── Supplied records ──
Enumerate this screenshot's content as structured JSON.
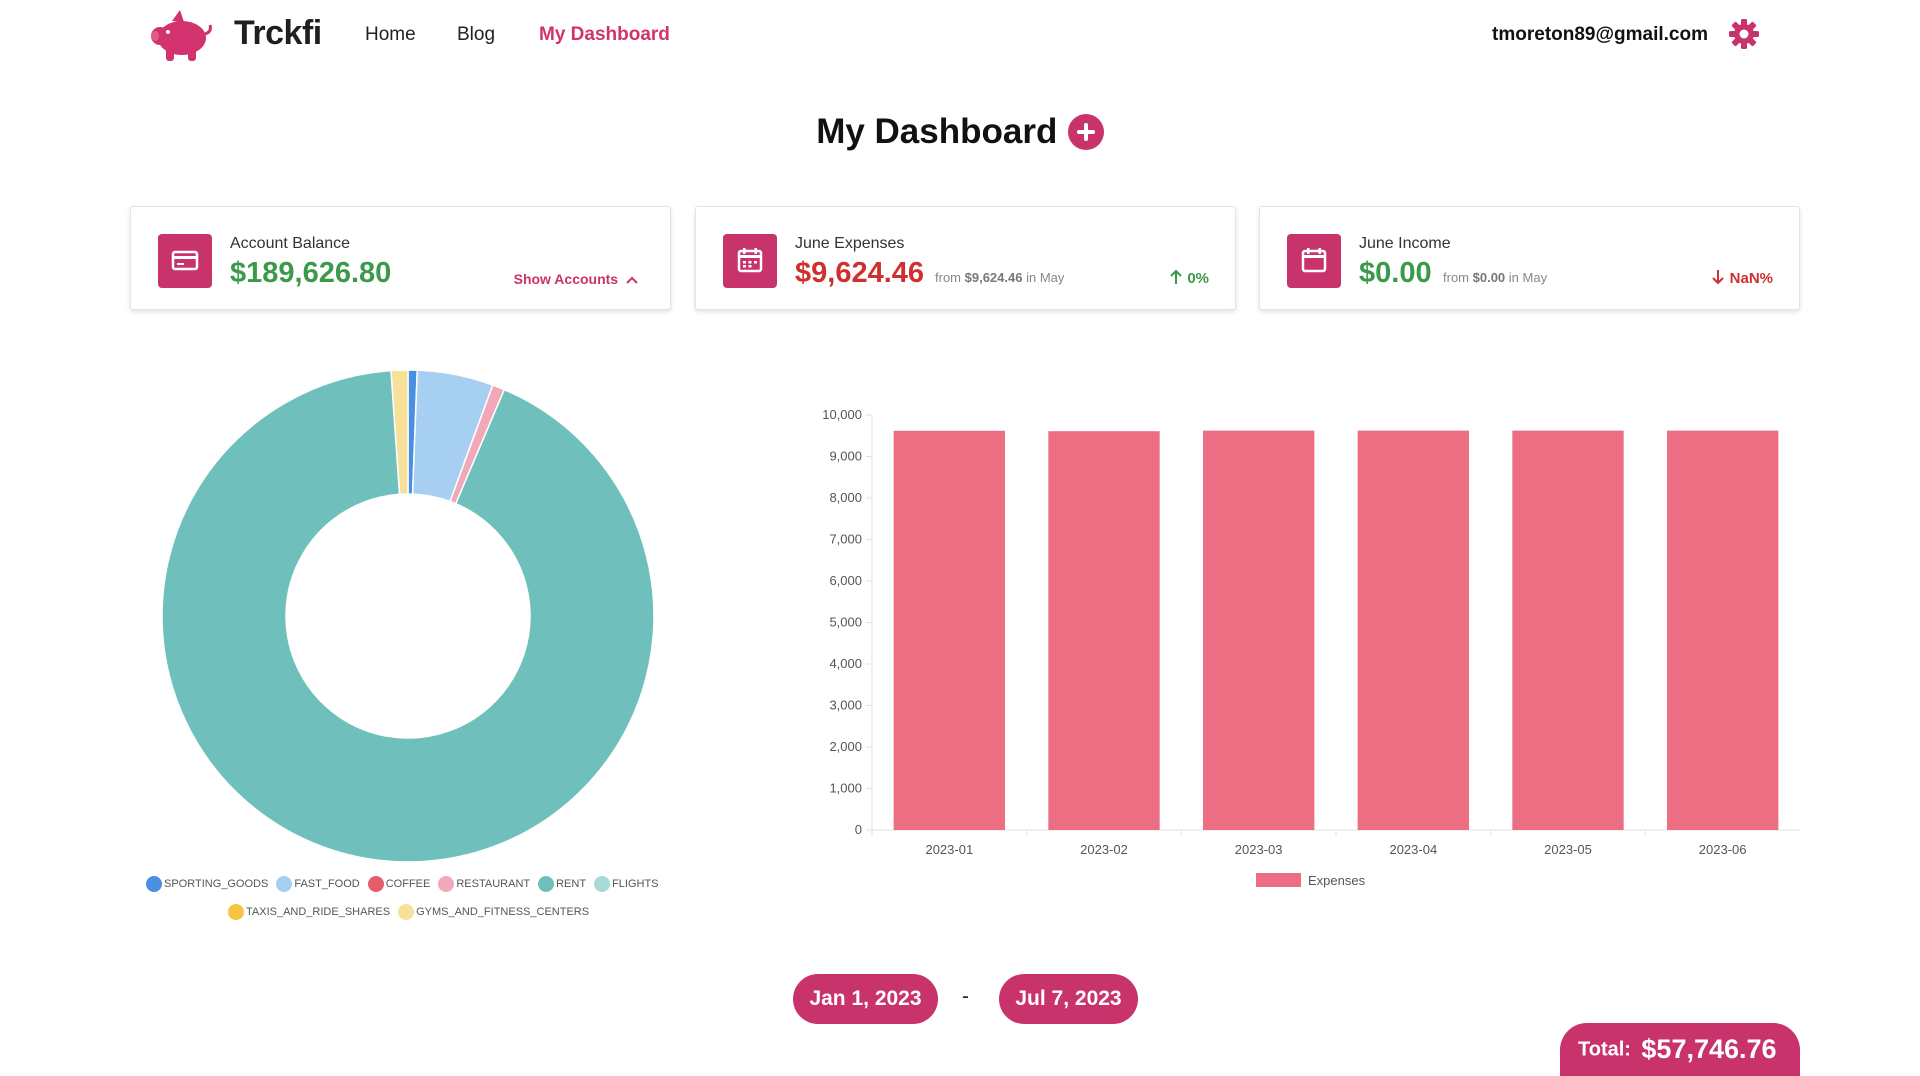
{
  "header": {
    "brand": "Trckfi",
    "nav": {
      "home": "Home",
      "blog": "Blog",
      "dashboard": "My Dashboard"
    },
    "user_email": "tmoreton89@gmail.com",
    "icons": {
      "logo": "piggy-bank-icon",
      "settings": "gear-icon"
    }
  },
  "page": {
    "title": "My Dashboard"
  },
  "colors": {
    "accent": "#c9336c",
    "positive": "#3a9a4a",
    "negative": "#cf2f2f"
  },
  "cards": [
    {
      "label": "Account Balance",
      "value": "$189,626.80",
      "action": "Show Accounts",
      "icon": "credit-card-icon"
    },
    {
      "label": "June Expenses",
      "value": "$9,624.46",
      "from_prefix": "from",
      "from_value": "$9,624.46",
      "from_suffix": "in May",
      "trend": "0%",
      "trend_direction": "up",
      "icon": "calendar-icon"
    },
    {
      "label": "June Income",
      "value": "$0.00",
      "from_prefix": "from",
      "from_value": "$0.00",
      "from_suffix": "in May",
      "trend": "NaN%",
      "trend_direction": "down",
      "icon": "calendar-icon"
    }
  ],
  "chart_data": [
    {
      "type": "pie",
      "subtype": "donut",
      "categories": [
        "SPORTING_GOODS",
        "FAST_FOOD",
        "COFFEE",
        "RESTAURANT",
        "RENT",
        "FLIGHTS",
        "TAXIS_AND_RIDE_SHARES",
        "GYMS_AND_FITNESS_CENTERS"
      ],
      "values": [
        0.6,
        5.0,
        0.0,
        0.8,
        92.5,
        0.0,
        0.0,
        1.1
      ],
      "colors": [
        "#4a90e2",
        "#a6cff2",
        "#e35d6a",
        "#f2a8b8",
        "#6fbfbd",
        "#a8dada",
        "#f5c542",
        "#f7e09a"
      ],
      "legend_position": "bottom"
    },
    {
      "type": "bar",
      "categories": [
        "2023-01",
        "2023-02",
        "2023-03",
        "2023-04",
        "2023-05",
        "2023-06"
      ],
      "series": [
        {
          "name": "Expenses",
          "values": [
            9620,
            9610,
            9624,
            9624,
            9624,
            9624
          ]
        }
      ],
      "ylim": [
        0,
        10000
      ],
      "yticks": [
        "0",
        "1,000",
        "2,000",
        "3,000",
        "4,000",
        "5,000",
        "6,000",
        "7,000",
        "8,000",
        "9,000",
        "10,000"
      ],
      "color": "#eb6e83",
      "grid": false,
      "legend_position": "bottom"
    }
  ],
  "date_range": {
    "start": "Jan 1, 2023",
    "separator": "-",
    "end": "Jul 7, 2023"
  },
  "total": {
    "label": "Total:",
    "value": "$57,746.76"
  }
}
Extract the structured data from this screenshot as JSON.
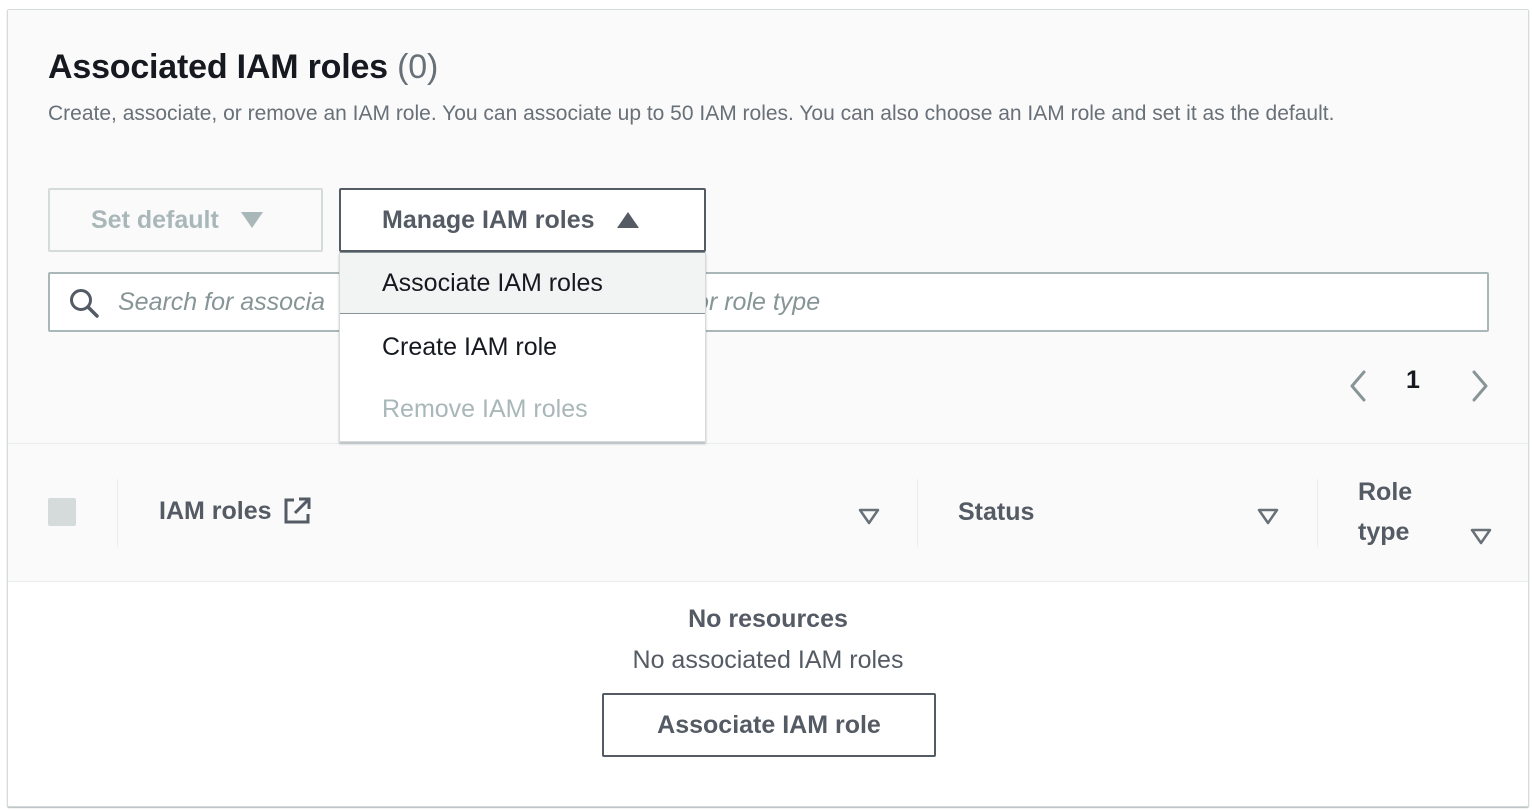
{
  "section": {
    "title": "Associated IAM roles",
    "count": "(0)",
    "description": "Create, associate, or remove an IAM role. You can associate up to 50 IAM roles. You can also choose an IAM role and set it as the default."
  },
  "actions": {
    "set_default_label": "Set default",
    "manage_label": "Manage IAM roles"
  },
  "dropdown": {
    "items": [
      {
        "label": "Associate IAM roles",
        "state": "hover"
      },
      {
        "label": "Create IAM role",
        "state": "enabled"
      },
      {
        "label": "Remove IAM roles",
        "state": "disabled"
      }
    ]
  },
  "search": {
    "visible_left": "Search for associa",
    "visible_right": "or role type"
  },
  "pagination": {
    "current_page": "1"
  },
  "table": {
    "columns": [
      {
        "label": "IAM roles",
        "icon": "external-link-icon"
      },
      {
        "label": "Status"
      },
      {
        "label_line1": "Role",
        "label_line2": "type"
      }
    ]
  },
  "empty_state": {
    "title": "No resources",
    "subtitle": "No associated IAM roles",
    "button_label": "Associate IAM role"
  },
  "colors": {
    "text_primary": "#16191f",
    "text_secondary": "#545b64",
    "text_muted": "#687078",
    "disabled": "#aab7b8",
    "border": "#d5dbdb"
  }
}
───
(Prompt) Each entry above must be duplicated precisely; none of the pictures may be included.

(Task solution)
Enumerate this screenshot's content as structured JSON.
{
  "header": {
    "brand": "Trckfi",
    "nav": {
      "home": "Home",
      "blog": "Blog",
      "dashboard": "My Dashboard"
    },
    "user_email": "tmoreton89@gmail.com",
    "icons": {
      "logo": "piggy-bank-icon",
      "settings": "gear-icon"
    }
  },
  "page": {
    "title": "My Dashboard"
  },
  "colors": {
    "accent": "#c9336c",
    "positive": "#3a9a4a",
    "negative": "#cf2f2f"
  },
  "cards": [
    {
      "label": "Account Balance",
      "value": "$189,626.80",
      "action": "Show Accounts",
      "icon": "credit-card-icon"
    },
    {
      "label": "June Expenses",
      "value": "$9,624.46",
      "from_prefix": "from",
      "from_value": "$9,624.46",
      "from_suffix": "in May",
      "trend": "0%",
      "trend_direction": "up",
      "icon": "calendar-icon"
    },
    {
      "label": "June Income",
      "value": "$0.00",
      "from_prefix": "from",
      "from_value": "$0.00",
      "from_suffix": "in May",
      "trend": "NaN%",
      "trend_direction": "down",
      "icon": "calendar-icon"
    }
  ],
  "chart_data": [
    {
      "type": "pie",
      "subtype": "donut",
      "categories": [
        "SPORTING_GOODS",
        "FAST_FOOD",
        "COFFEE",
        "RESTAURANT",
        "RENT",
        "FLIGHTS",
        "TAXIS_AND_RIDE_SHARES",
        "GYMS_AND_FITNESS_CENTERS"
      ],
      "values": [
        0.6,
        5.0,
        0.0,
        0.8,
        92.5,
        0.0,
        0.0,
        1.1
      ],
      "colors": [
        "#4a90e2",
        "#a6cff2",
        "#e35d6a",
        "#f2a8b8",
        "#6fbfbd",
        "#a8dada",
        "#f5c542",
        "#f7e09a"
      ],
      "legend_position": "bottom"
    },
    {
      "type": "bar",
      "categories": [
        "2023-01",
        "2023-02",
        "2023-03",
        "2023-04",
        "2023-05",
        "2023-06"
      ],
      "series": [
        {
          "name": "Expenses",
          "values": [
            9620,
            9610,
            9624,
            9624,
            9624,
            9624
          ]
        }
      ],
      "ylim": [
        0,
        10000
      ],
      "yticks": [
        "0",
        "1,000",
        "2,000",
        "3,000",
        "4,000",
        "5,000",
        "6,000",
        "7,000",
        "8,000",
        "9,000",
        "10,000"
      ],
      "color": "#eb6e83",
      "grid": false,
      "legend_position": "bottom"
    }
  ],
  "date_range": {
    "start": "Jan 1, 2023",
    "separator": "-",
    "end": "Jul 7, 2023"
  },
  "total": {
    "label": "Total:",
    "value": "$57,746.76"
  }
}
Extract the structured data from this screenshot as JSON.
{
  "section": {
    "title": "Associated IAM roles",
    "count": "(0)",
    "description": "Create, associate, or remove an IAM role. You can associate up to 50 IAM roles. You can also choose an IAM role and set it as the default."
  },
  "actions": {
    "set_default_label": "Set default",
    "manage_label": "Manage IAM roles"
  },
  "dropdown": {
    "items": [
      {
        "label": "Associate IAM roles",
        "state": "hover"
      },
      {
        "label": "Create IAM role",
        "state": "enabled"
      },
      {
        "label": "Remove IAM roles",
        "state": "disabled"
      }
    ]
  },
  "search": {
    "visible_left": "Search for associa",
    "visible_right": "or role type"
  },
  "pagination": {
    "current_page": "1"
  },
  "table": {
    "columns": [
      {
        "label": "IAM roles",
        "icon": "external-link-icon"
      },
      {
        "label": "Status"
      },
      {
        "label_line1": "Role",
        "label_line2": "type"
      }
    ]
  },
  "empty_state": {
    "title": "No resources",
    "subtitle": "No associated IAM roles",
    "button_label": "Associate IAM role"
  },
  "colors": {
    "text_primary": "#16191f",
    "text_secondary": "#545b64",
    "text_muted": "#687078",
    "disabled": "#aab7b8",
    "border": "#d5dbdb"
  }
}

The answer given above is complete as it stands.